    There is debate about who actually initiated the Senate vote, with each side saying the other was responsible.

    “Killing Bill C-311 shows a fundamental lack of respect for the many Canadians who care deeply about climate change. They had a right to have this bill debated properly,” Mitchell said in a news release.

    Mitchell later told reporters in Ottawa that it was an unprecedented move to defeat a bill that had been passed by Parliament.”

    Read more:

  4. Hola from Cancun COp 16 – here is my original story about the death of Canada’s climate bil and how 85% of Canadians want action on climate but their government chooses to do otherwise.

    CANADA: A Govt Versus Its People on Climate Change

    FYI my articles (and by other jurnos) from Cancun for the IPS wire will be posted here

  5. ““We hope that we can find a solution to ensure that the oil keeps a-flowing,” wrote Jason Tolland, from the Canadian Embassy in an exchange of e-mails with government trade lawyers on Feb. 8, 2008.”

    I haven’t been back in Canada for a while, but that sounds like Alberta, not Canada as a whole.

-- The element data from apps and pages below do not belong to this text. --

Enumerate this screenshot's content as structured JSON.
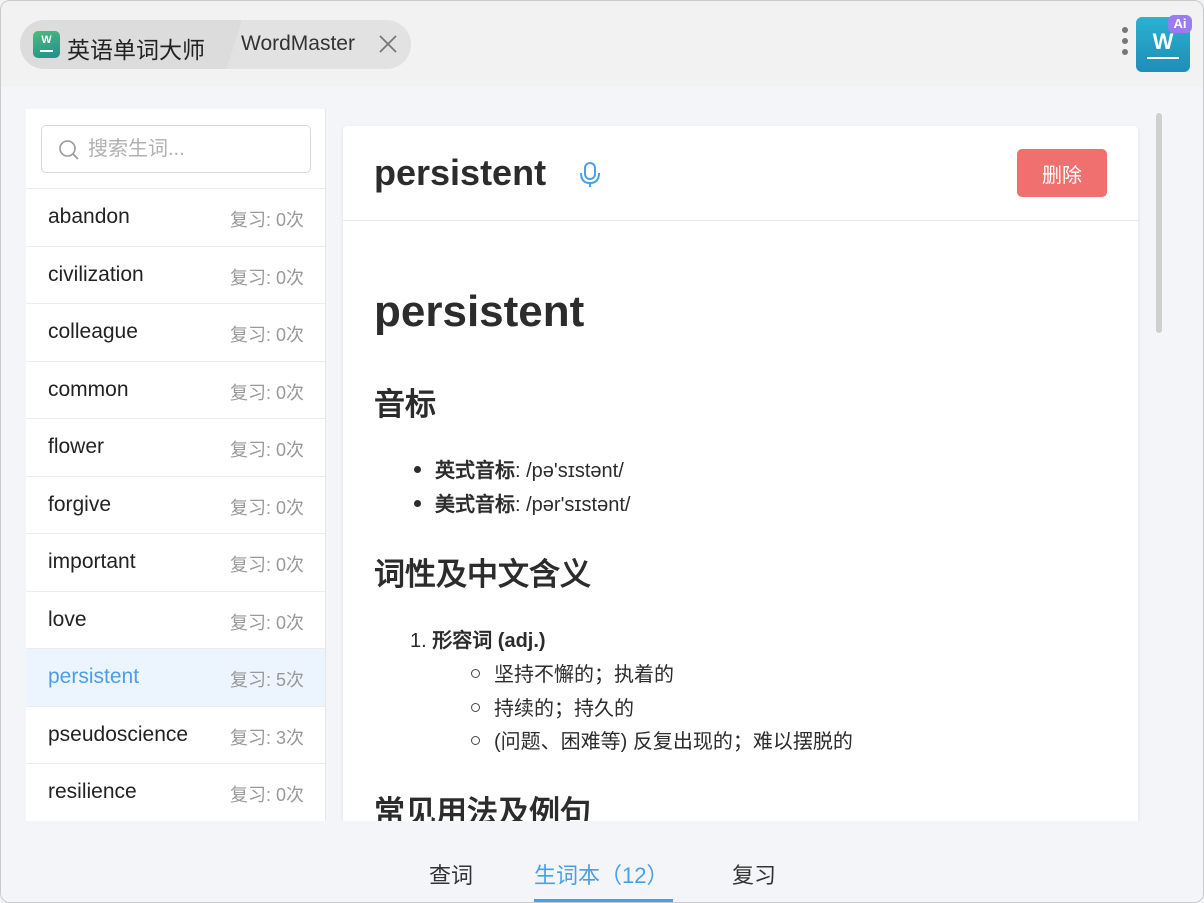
{
  "titlebar": {
    "app_name": "英语单词大师",
    "app_icon_letter": "W",
    "tab_title": "WordMaster",
    "ai_logo_letter": "W",
    "ai_badge": "Ai"
  },
  "sidebar": {
    "search_placeholder": "搜索生词...",
    "words": [
      {
        "word": "abandon",
        "count": "复习: 0次"
      },
      {
        "word": "civilization",
        "count": "复习: 0次"
      },
      {
        "word": "colleague",
        "count": "复习: 0次"
      },
      {
        "word": "common",
        "count": "复习: 0次"
      },
      {
        "word": "flower",
        "count": "复习: 0次"
      },
      {
        "word": "forgive",
        "count": "复习: 0次"
      },
      {
        "word": "important",
        "count": "复习: 0次"
      },
      {
        "word": "love",
        "count": "复习: 0次"
      },
      {
        "word": "persistent",
        "count": "复习: 5次"
      },
      {
        "word": "pseudoscience",
        "count": "复习: 3次"
      },
      {
        "word": "resilience",
        "count": "复习: 0次"
      }
    ],
    "selected_index": 8
  },
  "detail": {
    "header_word": "persistent",
    "delete_label": "删除",
    "title": "persistent",
    "phonetics_heading": "音标",
    "uk_label": "英式音标",
    "uk_value": ": /pə'sɪstənt/",
    "us_label": "美式音标",
    "us_value": ": /pər'sɪstənt/",
    "pos_heading": "词性及中文含义",
    "pos_number": "1.",
    "pos_label": "形容词 (adj.)",
    "meanings": [
      "坚持不懈的；执着的",
      "持续的；持久的",
      "(问题、困难等) 反复出现的；难以摆脱的"
    ],
    "usage_heading": "常见用法及例句"
  },
  "bottom_nav": {
    "tabs": [
      "查词",
      "生词本（12）",
      "复习"
    ],
    "active_index": 1
  },
  "colors": {
    "accent": "#4aa0e6",
    "delete": "#f07070",
    "selected_row": "#ecf4fe"
  }
}
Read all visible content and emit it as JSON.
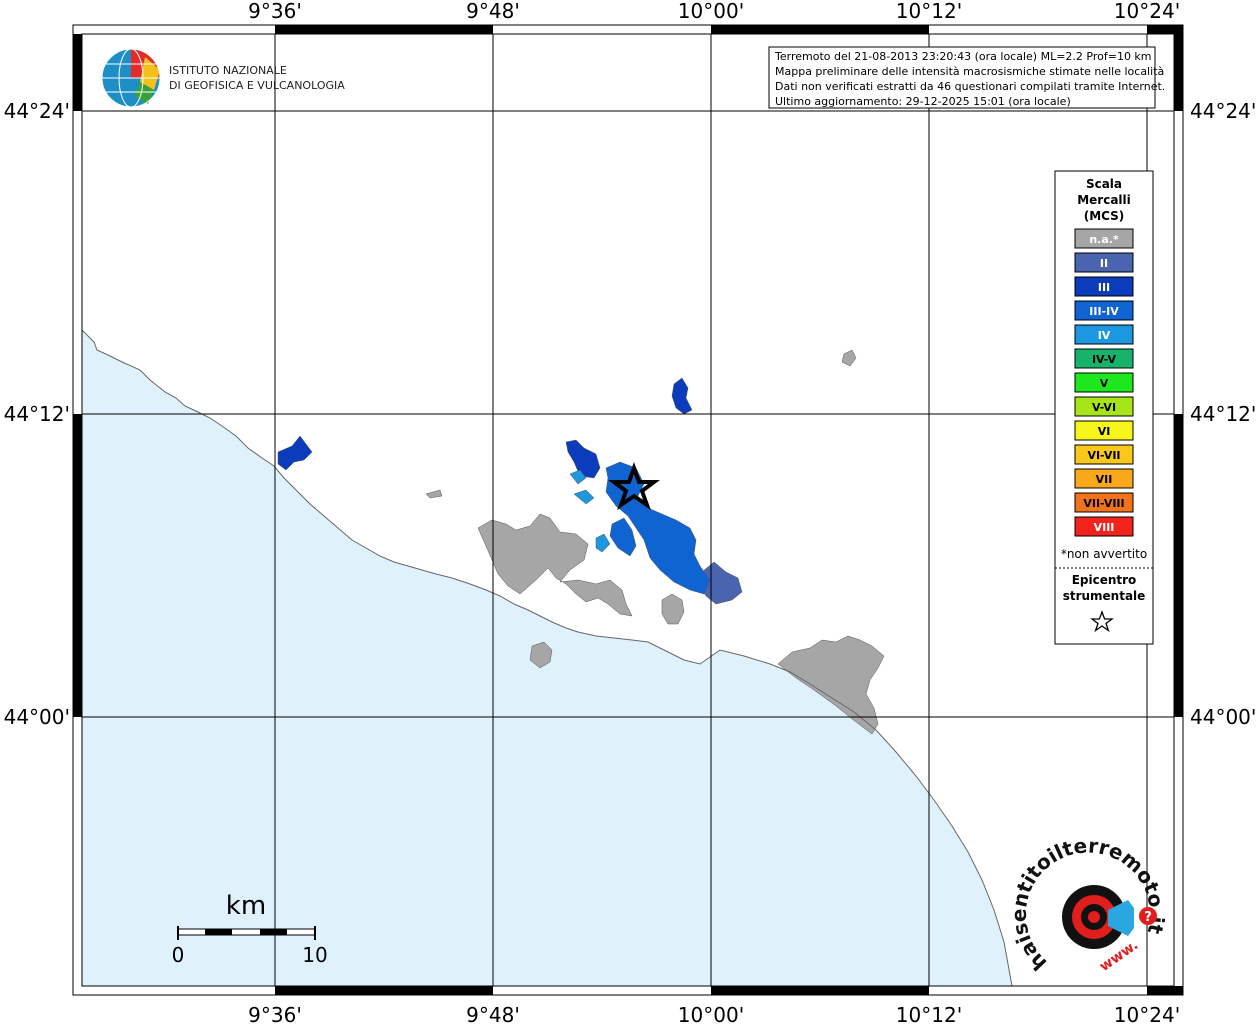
{
  "map": {
    "top_lon_labels": [
      "9°36'",
      "9°48'",
      "10°00'",
      "10°12'",
      "10°24'"
    ],
    "bottom_lon_labels": [
      "9°36'",
      "9°48'",
      "10°00'",
      "10°12'",
      "10°24'"
    ],
    "left_lat_labels": [
      "44°24'",
      "44°12'",
      "44°00'"
    ],
    "right_lat_labels": [
      "44°24'",
      "44°12'",
      "44°00'"
    ],
    "colors": {
      "sea": "#dff2fc",
      "land": "#ffffff",
      "na": "#a6a6a6",
      "II": "#4a64b0",
      "III": "#0a3cbc",
      "III-IV": "#0f64d2",
      "IV": "#1d98e0",
      "epicenter_stroke": "#000000"
    }
  },
  "institute": {
    "line1": "ISTITUTO NAZIONALE",
    "line2": "DI GEOFISICA E VULCANOLOGIA"
  },
  "info_box": {
    "lines": [
      "Terremoto del 21-08-2013 23:20:43 (ora locale) ML=2.2 Prof=10 km",
      "Mappa preliminare delle intensità macrosismiche stimate nelle località",
      "Dati non verificati estratti da 46 questionari compilati tramite Internet.",
      "Ultimo aggiornamento: 29-12-2025 15:01 (ora locale)"
    ]
  },
  "legend": {
    "title_lines": [
      "Scala",
      "Mercalli",
      "(MCS)"
    ],
    "items": [
      {
        "label": "n.a.*",
        "color": "#a6a6a6",
        "text_color": "#ffffff"
      },
      {
        "label": "II",
        "color": "#4a64b0",
        "text_color": "#ffffff"
      },
      {
        "label": "III",
        "color": "#0a3cbc",
        "text_color": "#ffffff"
      },
      {
        "label": "III-IV",
        "color": "#0f64d2",
        "text_color": "#ffffff"
      },
      {
        "label": "IV",
        "color": "#1d98e0",
        "text_color": "#ffffff"
      },
      {
        "label": "IV-V",
        "color": "#17b36b",
        "text_color": "#000000"
      },
      {
        "label": "V",
        "color": "#1de81d",
        "text_color": "#000000"
      },
      {
        "label": "V-VI",
        "color": "#a6e619",
        "text_color": "#000000"
      },
      {
        "label": "VI",
        "color": "#f6f61b",
        "text_color": "#000000"
      },
      {
        "label": "VI-VII",
        "color": "#f8c91b",
        "text_color": "#000000"
      },
      {
        "label": "VII",
        "color": "#f8a81b",
        "text_color": "#000000"
      },
      {
        "label": "VII-VIII",
        "color": "#f2731c",
        "text_color": "#000000"
      },
      {
        "label": "VIII",
        "color": "#f2221c",
        "text_color": "#ffffff"
      }
    ],
    "note": "*non avvertito",
    "epicenter_lines": [
      "Epicentro",
      "strumentale"
    ],
    "epicenter_symbol": "star-icon"
  },
  "scale_bar": {
    "unit": "km",
    "start_label": "0",
    "end_label": "10"
  },
  "brand": {
    "site_name": "haisentitoilterremoto.it",
    "prefix": "www."
  }
}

A super right-wing province in a generally left wing country. They have some of the lowest taxest in the Country. Think Dubai, minus the sex appeal.

  6. Canada Wins 1st, 2nd, and 3rd Place Fossil Award on first day of COP16 in Cancun for undermining negotiations say NGOs

    Considered the most disruptive and unhelpful country at previous climate meetings will Canada retain its title as worst country at these talks?

  7. Prokaryotes says:

    Canada Wins 1st, 2nd, and 3rd Place Fossil Award

    Canada wins first, second, and third place Fossil of the Day Award in Cancun today. The award is given daily to the country who has done the most to disrupt and undermine negotiations.

  8. Prokaryotes says:

    It’s people like Harper which threaten the survival of the species.

  9. Prokaryotes says:

    Canada is becoming a rogue state

    Canada is losing the war. Not a war fought with bombs, guns and tanks in a specific location, but one fought around the world, in various cities, with words, images, and ideologies — a media war. We are becoming a rogue state that every nation and international organization feels it can attack. We are an environmental pariah. States with authoritarian governments and dictatorships, atrocious human rights records and even our historical European allies are castigating and condemning us for our environmental position.